who closes transactions with TitleSmart at least twice a month. “She has that radar. She knows how to make sure there are no problems on a file and when there is one, she knows what to do about it.”
Dealing with all the minutiae of buying or selling property can be anxiety-provoking, especially when buyers and sellers have been scrambling to pack up and move. An effective closer smoothes the transition and exercises a laser-like attention to detail on the closing documents.
“Buying a house is the American dream,” Koebele says. “We want to make it fun and exciting. From our staff members to our office spaces, we cater to whatever they need.”
A staff of about 40 makes the thousands of annual closings at TitleSmart possible. “Our hiring and incentive strategy focuses on getting the best people working here,” Koebele says. “They’re longtime closers with a book of business that want to work with a company where the owners are on hand and have a lot of marketing systems in place so they can provide really good service to our customers.”
TitleSmart’s closers work on 100 percent commission, which fosters an entrepreneurial office culture. “When they do well, it trickles down and the company does well,” Koebele says.
Currently, all but one of TitleSmart’s employees are female, which Koebele claims is coincidental. “Women prefer the field,” she says. “They’re good at dealing with the stress levels at closing. We want to hire more men on our staff; they just don’t apply.”
Founded in 2007, TitleSmart faced its biggest challenge in its first year. “We expected to be busier than we were,” Koebele explains. “We didn’t realize the housing bubble was about to burst. It was absolutely the worst time.” Salary reductions and borrowing more capital for the business became necessary. “There were a few months there where I thought, ‘This might not work.’ But we always seemed to have just the right amount of what we needed. The next year got a little bit busier, and the year after that, 2009, things just took off.”
TitleSmart was recently named to the Inc. 5000 list of the fastest-growing private companies in the United States.
Koebele credits her company’s success to a sharp and consistent focus, upbeat staff, and off-site closing flexibility. “We’re always on the lookout for innovative ways to make our closings stand out in the most positive way,” she says. To make the closing process as painless as possible, TitleSmart incorporates personal touches, such as serving clients gourmet coffee and warm cookies and giving away branded trinkets, including pizza cutters, mugs, and pens.
“I walk into other companies sometimes and they don’t even have coffee made,” she says.
Going the extra mile is the standard operating procedure at TitleSmart, as is being available and accommodating. “One of the biggest things that sets us apart is our response time,” Koebele says. “When people email or call, they’ll get us or they’ll get a quick response back,” whether it’s during business hours, on a Friday night, or an early Sunday morning. “We make sure that we are on top of things.”
Koebele nurtures relationships not only with buyers and sellers, but also with real estate agents, loan officers, and other professionals in the industry. “We work on those relationships daily,” she says.
TitleSmart maintains an active presence on social media, appears and advertises on the WCCO Real Estate Radio Hour
, and participates in community causes like a 5K run to benefit ALS research.
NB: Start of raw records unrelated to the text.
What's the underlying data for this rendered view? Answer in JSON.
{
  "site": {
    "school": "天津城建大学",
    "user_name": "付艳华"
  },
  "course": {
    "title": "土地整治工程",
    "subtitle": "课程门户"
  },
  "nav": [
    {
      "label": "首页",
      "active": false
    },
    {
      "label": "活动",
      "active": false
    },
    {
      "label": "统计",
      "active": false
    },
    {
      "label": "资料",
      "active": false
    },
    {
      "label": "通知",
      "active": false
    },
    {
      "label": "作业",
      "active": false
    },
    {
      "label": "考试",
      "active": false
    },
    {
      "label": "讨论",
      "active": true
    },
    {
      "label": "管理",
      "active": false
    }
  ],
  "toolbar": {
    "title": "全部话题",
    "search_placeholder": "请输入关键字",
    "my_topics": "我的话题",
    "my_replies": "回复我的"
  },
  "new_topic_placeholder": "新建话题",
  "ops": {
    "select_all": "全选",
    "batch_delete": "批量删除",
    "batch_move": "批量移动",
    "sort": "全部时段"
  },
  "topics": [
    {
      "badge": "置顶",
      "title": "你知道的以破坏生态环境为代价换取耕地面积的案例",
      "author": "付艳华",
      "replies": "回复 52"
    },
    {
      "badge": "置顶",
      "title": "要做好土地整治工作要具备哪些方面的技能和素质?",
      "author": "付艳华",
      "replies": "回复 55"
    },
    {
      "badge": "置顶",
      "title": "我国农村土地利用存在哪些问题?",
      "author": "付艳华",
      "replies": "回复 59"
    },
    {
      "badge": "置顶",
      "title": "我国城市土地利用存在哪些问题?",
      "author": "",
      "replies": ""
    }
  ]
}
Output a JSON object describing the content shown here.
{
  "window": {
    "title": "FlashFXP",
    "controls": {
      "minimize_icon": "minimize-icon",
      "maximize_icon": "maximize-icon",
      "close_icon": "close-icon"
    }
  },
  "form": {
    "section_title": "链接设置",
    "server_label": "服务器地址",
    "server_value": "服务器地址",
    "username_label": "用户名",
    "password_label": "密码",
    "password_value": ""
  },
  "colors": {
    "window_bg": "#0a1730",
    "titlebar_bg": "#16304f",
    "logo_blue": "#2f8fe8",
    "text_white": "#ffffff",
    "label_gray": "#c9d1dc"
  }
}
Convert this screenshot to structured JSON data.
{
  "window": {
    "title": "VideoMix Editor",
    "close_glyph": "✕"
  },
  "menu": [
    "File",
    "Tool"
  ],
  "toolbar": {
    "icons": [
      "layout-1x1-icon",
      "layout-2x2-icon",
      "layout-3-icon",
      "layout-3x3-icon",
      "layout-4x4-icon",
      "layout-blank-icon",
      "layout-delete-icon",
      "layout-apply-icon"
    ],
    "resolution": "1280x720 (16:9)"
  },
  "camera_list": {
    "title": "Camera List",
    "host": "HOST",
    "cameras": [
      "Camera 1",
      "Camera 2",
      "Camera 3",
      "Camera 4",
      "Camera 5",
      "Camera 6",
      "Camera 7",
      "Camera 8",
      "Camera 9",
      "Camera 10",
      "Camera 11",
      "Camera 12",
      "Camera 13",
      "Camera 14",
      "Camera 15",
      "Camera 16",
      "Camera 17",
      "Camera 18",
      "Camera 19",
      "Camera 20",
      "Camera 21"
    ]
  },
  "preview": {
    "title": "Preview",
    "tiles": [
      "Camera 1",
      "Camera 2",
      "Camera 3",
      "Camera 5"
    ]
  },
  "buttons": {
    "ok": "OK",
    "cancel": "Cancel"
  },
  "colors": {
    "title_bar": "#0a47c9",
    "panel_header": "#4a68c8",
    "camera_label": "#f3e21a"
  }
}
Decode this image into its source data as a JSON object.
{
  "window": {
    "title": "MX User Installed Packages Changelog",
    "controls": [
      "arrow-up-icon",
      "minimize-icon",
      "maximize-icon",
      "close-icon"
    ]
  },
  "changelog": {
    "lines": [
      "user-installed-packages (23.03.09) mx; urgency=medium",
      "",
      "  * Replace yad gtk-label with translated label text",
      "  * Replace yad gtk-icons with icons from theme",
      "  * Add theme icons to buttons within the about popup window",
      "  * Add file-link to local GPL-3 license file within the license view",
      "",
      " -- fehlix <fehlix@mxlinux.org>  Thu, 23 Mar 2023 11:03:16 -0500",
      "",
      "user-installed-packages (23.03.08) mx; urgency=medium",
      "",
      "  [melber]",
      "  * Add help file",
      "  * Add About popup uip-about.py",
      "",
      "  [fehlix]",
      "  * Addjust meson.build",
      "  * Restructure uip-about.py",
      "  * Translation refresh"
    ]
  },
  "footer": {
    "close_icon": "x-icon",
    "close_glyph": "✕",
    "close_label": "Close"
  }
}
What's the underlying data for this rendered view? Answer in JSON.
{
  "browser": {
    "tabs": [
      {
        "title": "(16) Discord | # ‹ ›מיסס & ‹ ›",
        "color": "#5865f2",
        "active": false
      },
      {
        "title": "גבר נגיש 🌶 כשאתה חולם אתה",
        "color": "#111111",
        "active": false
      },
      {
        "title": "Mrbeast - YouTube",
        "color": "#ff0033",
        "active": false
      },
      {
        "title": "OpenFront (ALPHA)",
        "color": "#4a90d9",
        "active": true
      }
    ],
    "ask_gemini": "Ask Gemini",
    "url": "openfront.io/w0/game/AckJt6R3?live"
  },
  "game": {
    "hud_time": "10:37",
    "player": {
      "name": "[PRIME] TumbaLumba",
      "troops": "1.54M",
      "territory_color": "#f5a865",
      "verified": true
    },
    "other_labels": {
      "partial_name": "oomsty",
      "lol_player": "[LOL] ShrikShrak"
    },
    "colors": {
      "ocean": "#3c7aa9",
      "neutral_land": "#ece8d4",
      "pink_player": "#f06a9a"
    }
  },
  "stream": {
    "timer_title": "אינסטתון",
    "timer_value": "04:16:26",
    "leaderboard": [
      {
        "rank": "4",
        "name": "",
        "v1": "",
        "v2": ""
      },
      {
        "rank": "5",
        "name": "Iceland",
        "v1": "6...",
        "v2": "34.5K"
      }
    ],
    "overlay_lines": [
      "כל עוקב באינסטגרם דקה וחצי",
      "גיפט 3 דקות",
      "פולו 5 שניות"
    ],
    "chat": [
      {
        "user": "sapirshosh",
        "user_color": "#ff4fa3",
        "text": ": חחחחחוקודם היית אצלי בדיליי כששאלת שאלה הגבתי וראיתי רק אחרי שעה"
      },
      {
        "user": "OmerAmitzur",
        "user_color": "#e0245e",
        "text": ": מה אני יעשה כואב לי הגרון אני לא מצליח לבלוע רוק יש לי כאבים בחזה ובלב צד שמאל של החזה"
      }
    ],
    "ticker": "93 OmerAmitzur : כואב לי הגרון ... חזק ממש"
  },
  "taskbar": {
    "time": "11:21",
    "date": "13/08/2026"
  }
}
It also recently hosted an annual event where more than 500 customers and vendors convened on a riverboat in Stillwater for dinner, drinks, and DJ tunes.
“There is a sense of gratitude in their business,” says Craig. “There are times when life is really busy, like at the end of the month, and other title companies make you feel like you’re adding to their burden. Cindy might be super busy, but she’s always appreciative and never makes me feel like a number.”
That dedication to individualized service has paid off in customer loyalty. As Koebele says, “We built this business one customer at a time.”